In the records that follow, show each line where the word "Vertex" is present.

Start of Block

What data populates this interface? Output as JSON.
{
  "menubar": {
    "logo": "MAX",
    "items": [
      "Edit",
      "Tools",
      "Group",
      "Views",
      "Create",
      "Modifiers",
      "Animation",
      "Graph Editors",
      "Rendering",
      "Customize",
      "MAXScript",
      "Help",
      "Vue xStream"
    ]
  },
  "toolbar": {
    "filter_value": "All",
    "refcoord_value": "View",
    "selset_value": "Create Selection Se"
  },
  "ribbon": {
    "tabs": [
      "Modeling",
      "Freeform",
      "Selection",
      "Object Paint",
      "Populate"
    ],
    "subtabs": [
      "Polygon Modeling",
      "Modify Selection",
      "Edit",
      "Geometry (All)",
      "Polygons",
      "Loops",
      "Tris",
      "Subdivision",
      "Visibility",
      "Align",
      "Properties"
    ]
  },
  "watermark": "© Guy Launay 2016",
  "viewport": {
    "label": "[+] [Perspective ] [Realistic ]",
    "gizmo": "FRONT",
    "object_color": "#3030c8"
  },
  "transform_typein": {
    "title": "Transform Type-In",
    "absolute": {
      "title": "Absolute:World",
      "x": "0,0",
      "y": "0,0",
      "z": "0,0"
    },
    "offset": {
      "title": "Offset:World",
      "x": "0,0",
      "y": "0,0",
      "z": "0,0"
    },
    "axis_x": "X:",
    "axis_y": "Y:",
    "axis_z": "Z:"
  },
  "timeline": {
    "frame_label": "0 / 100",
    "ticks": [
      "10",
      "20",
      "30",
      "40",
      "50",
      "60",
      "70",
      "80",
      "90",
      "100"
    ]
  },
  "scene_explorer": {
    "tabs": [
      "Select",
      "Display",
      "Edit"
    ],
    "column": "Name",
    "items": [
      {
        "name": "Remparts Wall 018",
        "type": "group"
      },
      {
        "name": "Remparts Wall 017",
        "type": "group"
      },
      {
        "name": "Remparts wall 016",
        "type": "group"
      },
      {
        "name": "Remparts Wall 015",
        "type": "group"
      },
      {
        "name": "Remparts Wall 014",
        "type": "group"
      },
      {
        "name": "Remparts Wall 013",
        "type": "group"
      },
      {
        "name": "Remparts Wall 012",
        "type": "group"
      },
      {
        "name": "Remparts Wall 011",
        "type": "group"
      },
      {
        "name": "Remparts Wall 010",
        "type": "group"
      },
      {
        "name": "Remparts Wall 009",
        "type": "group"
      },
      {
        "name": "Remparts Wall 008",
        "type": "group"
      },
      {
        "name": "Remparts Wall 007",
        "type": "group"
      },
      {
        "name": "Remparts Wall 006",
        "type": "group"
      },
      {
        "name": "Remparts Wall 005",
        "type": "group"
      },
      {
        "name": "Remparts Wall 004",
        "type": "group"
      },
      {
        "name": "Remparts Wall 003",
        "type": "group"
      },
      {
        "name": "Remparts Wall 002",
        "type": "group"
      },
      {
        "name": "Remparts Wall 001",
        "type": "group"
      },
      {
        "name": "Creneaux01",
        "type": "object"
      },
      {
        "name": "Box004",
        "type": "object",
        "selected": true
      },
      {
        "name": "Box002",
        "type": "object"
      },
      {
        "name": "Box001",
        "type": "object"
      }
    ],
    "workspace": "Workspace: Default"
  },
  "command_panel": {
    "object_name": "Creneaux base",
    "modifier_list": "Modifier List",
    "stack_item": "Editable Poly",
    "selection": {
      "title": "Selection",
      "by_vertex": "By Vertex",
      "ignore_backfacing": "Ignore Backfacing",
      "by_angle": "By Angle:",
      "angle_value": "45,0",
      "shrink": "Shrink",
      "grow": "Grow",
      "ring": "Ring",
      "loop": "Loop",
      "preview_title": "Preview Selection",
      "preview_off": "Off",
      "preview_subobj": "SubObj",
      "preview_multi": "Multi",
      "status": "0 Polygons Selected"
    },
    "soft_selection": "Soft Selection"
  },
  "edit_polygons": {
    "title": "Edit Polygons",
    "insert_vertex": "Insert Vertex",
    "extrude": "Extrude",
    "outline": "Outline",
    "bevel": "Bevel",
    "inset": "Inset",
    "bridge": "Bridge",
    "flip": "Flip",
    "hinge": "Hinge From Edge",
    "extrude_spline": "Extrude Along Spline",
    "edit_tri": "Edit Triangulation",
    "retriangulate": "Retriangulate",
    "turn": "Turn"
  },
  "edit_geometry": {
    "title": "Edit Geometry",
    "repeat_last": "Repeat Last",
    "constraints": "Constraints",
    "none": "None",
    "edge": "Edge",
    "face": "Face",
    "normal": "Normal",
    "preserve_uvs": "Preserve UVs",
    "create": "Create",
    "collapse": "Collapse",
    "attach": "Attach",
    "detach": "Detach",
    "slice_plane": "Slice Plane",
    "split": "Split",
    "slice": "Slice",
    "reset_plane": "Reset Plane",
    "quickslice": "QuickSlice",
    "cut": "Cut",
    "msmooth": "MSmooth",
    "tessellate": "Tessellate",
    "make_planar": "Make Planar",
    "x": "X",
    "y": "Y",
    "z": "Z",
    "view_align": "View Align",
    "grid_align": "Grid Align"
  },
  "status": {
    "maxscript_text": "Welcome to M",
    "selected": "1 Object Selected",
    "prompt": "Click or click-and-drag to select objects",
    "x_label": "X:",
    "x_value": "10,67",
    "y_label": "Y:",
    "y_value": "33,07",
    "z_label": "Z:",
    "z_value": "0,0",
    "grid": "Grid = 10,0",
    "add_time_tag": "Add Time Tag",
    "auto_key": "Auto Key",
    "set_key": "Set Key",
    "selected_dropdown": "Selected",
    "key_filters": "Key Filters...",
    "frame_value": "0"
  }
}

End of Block

Task response:
      "by_vertex": "By Vertex",
    "insert_vertex": "Insert Vertex",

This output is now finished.